* [Your task] Which lines in the data below contain the word "JSON"? Return each of them.

* [Entries provided]
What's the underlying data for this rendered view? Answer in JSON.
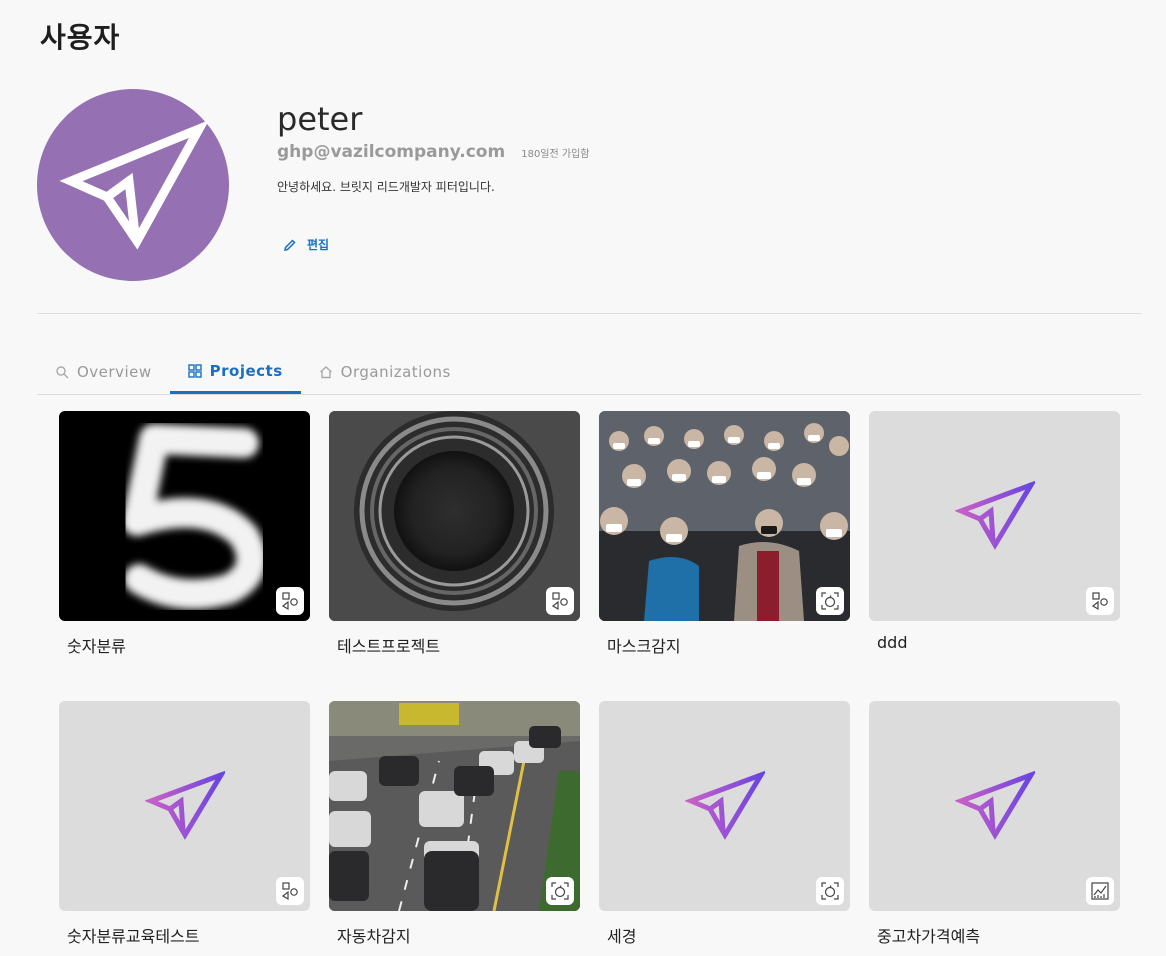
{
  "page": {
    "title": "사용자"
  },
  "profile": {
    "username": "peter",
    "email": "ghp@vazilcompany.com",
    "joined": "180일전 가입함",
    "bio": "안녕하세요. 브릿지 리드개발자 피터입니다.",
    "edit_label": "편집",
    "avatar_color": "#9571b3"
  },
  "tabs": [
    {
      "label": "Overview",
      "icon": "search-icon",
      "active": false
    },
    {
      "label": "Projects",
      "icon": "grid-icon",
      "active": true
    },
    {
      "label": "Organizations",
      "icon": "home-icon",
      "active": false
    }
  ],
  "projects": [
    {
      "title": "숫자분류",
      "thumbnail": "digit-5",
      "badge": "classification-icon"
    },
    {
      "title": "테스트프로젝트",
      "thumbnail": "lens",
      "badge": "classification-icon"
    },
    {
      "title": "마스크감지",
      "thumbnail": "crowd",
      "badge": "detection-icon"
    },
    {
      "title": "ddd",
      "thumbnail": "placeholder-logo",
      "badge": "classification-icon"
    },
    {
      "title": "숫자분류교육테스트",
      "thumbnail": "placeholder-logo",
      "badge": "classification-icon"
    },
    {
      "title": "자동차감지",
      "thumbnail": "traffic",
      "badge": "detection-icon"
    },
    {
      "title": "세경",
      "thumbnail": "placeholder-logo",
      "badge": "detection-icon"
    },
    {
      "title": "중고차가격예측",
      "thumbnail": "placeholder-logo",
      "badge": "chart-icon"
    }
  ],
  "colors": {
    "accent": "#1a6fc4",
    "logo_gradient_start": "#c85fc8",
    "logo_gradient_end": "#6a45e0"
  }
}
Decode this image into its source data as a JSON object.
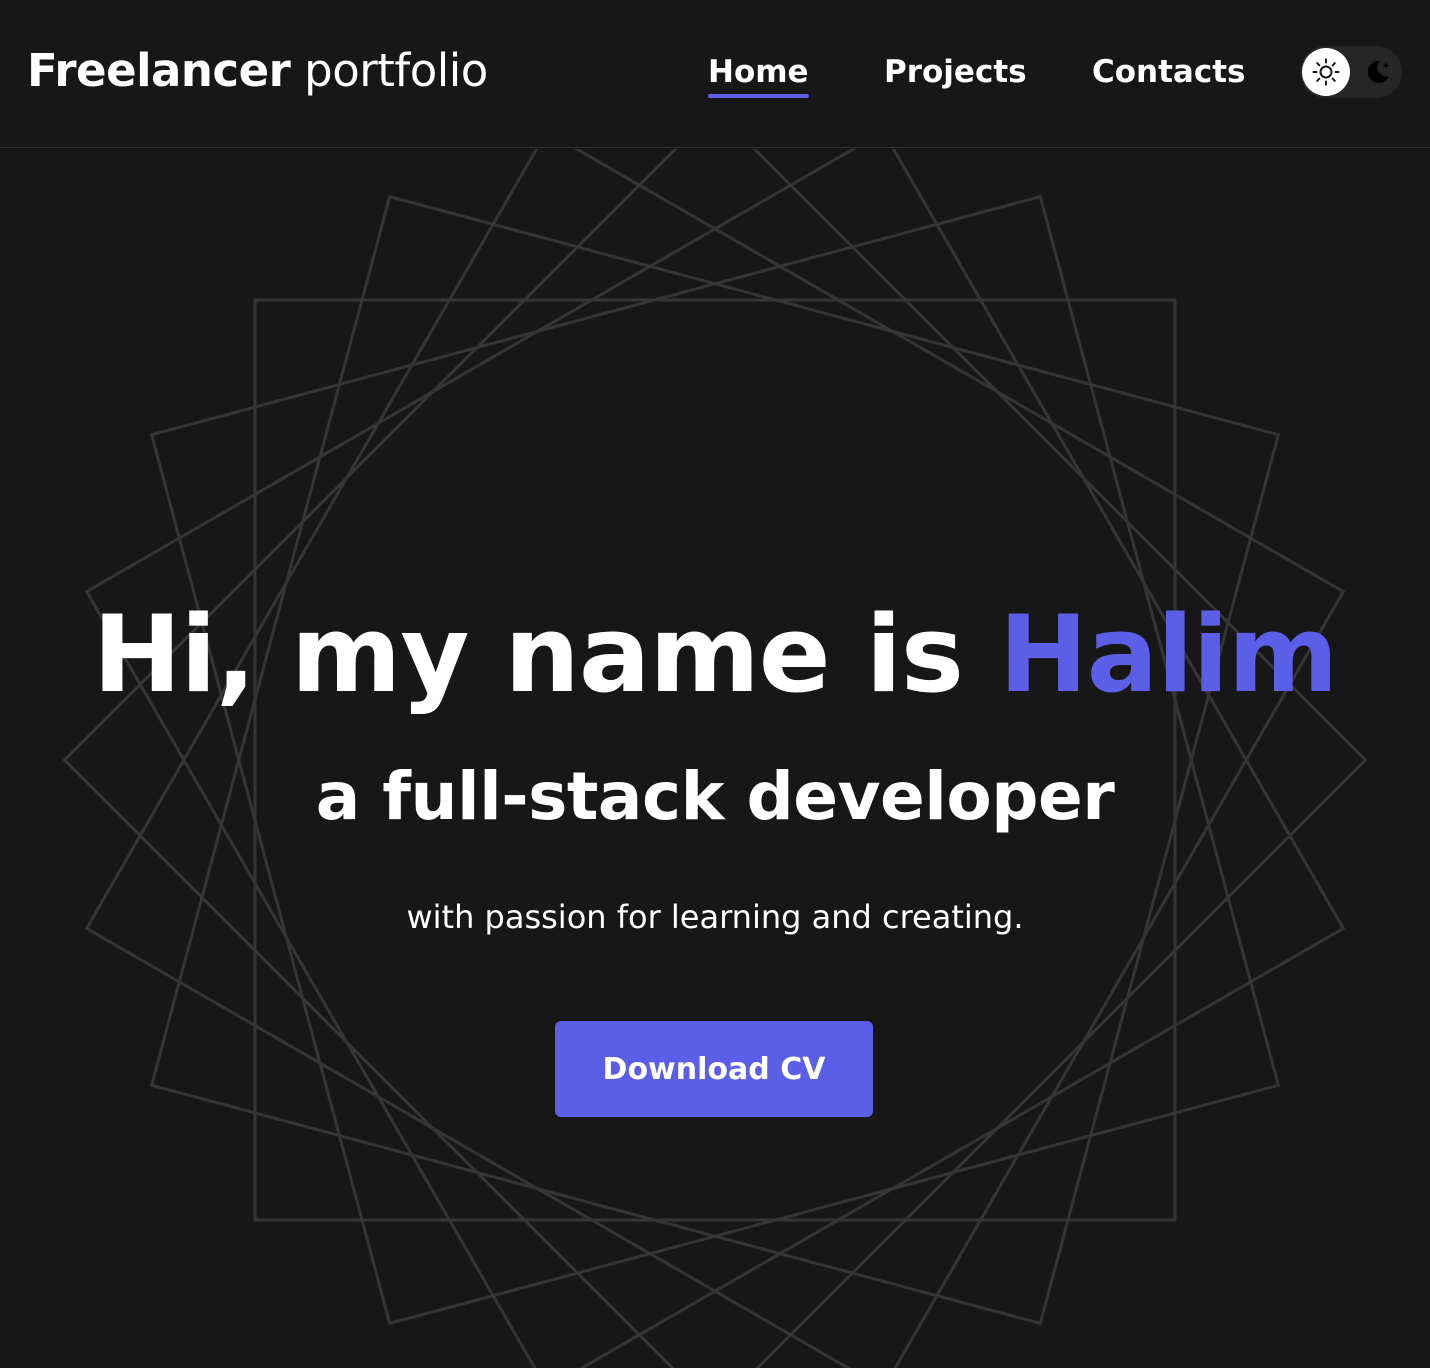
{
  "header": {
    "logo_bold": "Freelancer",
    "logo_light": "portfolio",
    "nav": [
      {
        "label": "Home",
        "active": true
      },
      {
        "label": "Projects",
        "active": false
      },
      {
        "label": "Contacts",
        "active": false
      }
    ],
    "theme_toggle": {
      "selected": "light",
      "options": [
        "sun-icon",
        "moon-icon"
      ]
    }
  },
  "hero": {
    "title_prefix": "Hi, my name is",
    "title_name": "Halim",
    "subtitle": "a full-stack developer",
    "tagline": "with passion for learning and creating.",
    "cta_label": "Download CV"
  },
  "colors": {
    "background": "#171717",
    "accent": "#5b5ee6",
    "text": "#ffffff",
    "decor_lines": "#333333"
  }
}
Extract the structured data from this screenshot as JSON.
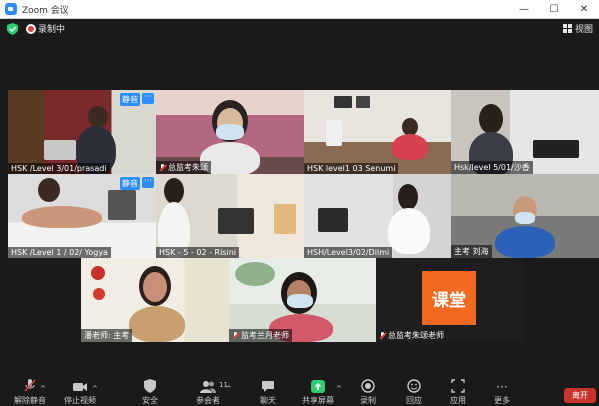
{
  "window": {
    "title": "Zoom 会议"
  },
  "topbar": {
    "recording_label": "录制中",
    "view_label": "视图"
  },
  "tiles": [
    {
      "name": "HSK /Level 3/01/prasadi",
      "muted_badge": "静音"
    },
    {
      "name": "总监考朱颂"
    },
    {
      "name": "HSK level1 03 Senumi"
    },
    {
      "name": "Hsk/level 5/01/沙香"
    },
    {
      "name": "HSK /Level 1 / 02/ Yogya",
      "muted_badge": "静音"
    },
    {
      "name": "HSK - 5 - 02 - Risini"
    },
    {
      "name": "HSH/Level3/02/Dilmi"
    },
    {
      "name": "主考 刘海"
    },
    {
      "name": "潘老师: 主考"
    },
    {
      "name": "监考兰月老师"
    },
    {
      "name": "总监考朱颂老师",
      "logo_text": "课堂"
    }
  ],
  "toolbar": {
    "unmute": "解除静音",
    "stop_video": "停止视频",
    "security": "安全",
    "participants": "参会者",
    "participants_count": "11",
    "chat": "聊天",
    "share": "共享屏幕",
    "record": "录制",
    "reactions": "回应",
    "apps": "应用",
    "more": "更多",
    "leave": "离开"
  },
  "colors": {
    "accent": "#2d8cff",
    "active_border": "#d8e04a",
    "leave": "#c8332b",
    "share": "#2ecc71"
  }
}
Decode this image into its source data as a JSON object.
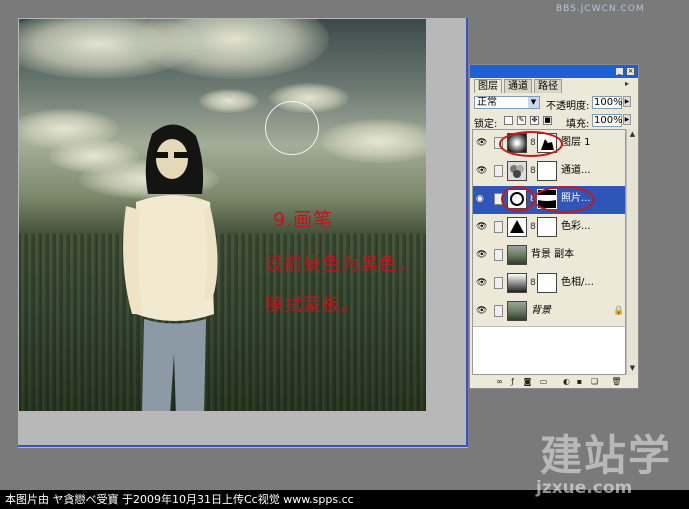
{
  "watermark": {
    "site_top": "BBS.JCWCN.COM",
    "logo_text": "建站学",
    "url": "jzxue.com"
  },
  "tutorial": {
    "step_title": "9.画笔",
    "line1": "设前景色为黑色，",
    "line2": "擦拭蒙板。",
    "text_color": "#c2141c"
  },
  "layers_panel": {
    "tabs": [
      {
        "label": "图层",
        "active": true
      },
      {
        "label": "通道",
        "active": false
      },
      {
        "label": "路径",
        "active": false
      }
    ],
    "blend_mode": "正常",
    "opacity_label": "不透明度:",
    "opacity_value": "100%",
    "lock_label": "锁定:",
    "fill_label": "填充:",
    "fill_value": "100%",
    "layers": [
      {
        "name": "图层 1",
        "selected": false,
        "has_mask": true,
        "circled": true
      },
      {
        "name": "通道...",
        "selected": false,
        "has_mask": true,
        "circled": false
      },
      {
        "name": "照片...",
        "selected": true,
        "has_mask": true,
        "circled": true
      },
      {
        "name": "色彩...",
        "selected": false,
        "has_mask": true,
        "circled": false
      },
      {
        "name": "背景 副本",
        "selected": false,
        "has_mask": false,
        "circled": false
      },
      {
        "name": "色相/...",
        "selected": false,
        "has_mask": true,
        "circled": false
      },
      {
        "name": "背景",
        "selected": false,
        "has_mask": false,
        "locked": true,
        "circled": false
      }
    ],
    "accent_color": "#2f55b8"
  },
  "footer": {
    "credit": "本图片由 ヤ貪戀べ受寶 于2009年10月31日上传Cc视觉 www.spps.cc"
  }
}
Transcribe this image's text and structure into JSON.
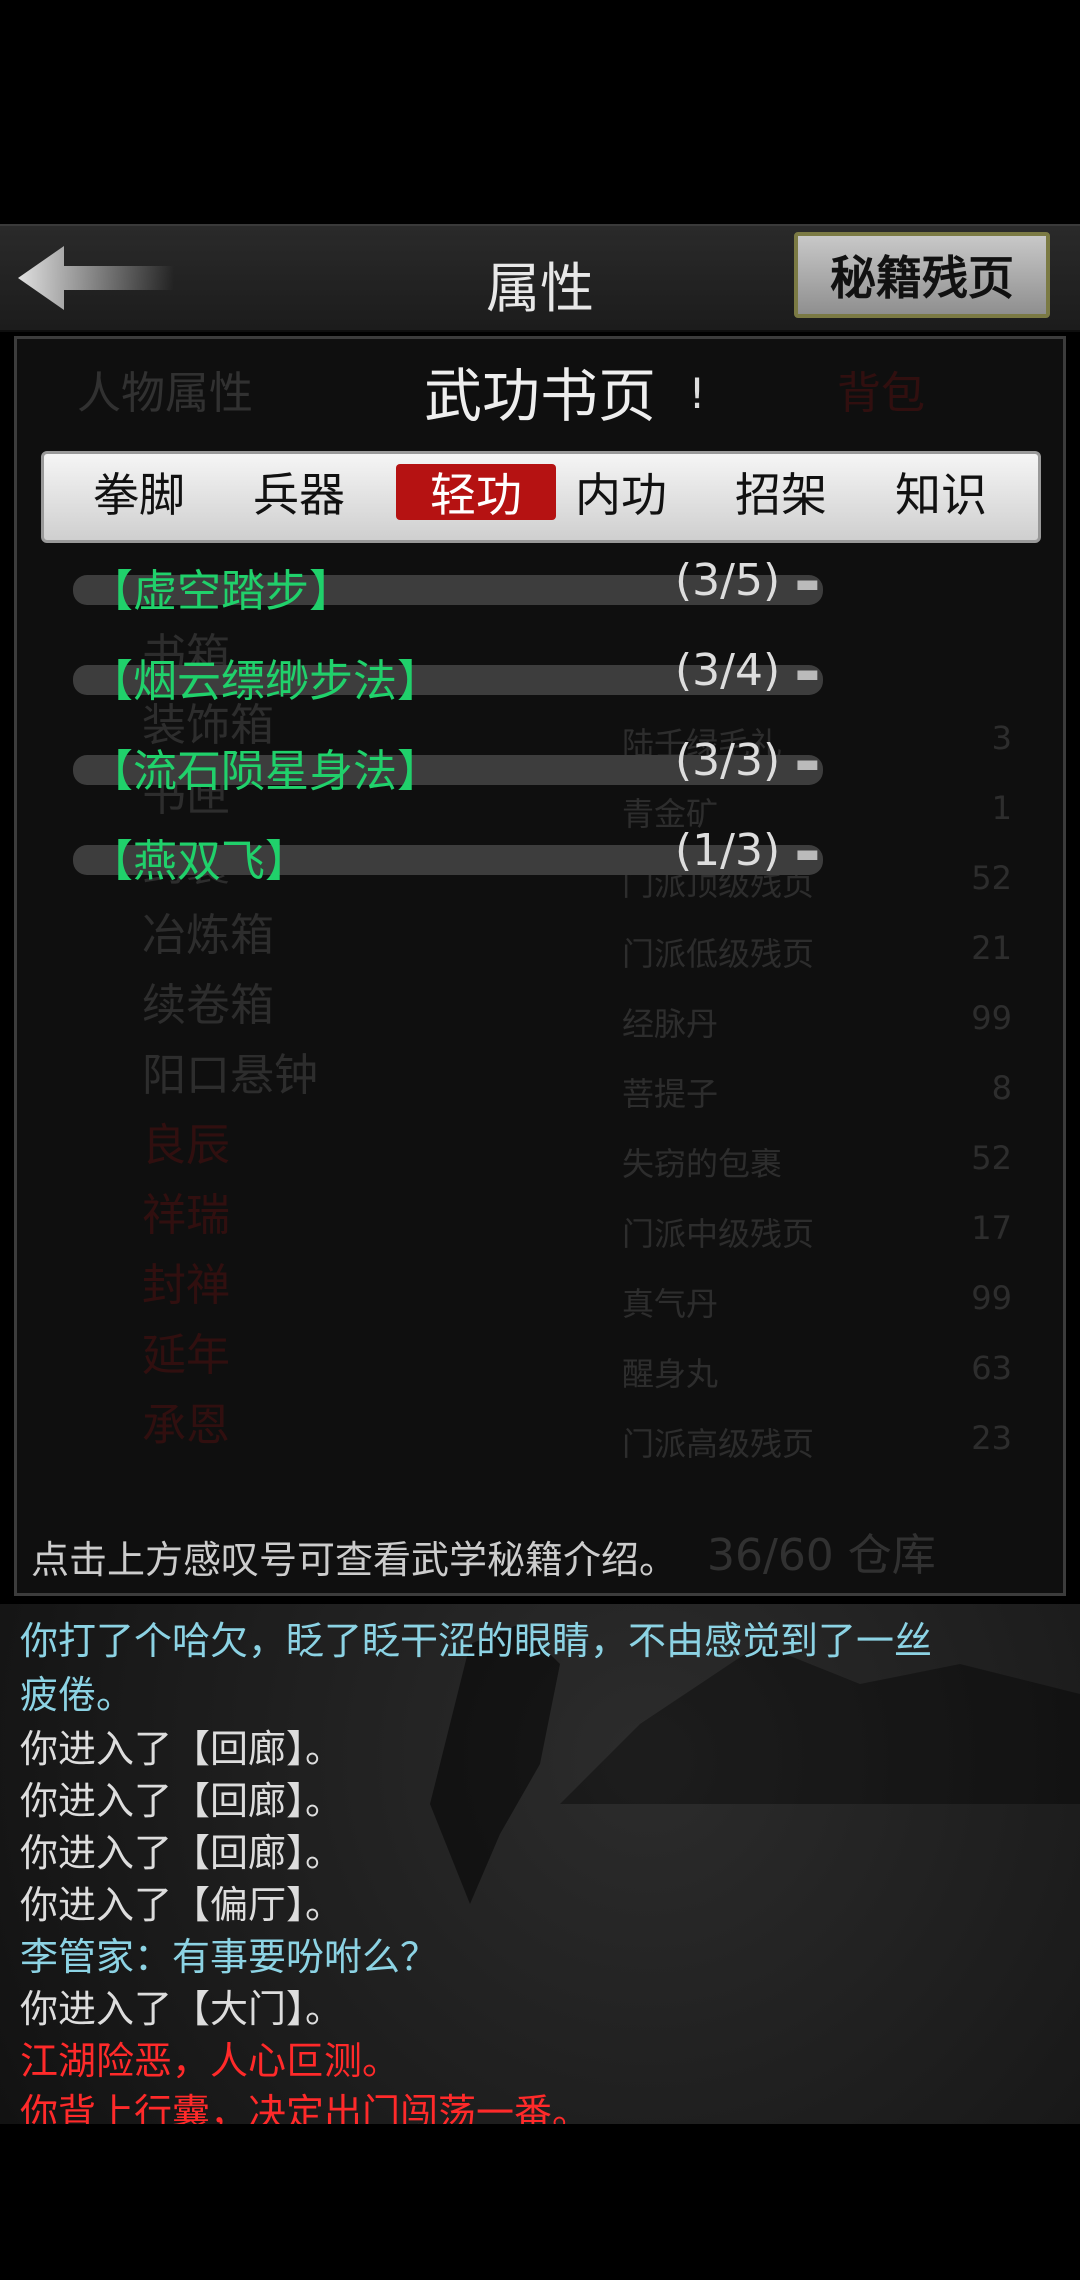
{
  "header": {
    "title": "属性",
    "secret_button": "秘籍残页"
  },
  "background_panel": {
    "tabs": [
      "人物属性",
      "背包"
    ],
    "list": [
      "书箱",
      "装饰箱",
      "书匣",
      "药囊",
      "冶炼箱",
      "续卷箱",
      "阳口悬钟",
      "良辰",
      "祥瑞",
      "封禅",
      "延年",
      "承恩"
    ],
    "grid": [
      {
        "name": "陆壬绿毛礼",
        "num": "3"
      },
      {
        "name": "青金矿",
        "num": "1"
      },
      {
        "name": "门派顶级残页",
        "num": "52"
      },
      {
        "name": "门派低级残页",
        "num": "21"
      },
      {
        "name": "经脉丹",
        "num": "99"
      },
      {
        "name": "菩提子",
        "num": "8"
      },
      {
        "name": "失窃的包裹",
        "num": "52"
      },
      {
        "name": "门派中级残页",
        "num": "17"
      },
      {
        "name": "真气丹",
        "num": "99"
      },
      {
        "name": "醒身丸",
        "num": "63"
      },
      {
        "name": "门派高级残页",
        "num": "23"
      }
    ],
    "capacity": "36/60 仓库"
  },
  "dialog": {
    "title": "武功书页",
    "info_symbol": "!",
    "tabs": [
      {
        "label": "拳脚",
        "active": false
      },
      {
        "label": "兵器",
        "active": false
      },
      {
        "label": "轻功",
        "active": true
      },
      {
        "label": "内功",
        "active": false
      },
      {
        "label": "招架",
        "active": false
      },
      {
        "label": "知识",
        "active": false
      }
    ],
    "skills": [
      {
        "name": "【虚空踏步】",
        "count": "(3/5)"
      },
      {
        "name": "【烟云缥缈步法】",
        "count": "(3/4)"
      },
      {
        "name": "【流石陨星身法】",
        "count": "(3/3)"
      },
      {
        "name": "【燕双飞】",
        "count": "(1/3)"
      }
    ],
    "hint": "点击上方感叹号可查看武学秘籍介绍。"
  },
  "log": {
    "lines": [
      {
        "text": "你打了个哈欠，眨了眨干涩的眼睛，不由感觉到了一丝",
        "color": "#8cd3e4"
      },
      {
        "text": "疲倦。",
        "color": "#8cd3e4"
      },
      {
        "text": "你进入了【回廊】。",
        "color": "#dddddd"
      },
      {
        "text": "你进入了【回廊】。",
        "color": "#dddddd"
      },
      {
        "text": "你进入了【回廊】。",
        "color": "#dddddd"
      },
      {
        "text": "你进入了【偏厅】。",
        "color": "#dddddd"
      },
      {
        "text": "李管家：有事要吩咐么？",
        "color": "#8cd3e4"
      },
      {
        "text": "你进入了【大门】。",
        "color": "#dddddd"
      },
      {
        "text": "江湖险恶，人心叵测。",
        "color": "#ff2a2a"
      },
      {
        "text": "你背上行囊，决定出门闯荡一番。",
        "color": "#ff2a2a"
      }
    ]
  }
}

* [Final answer]
What's the underlying data for this rendered view? Answer in JSON.
Decode this image into its source data as a JSON object.
Extract the structured data from this screenshot as JSON.
Decode this image into its source data as a JSON object.
Transcribe this image's text and structure into JSON.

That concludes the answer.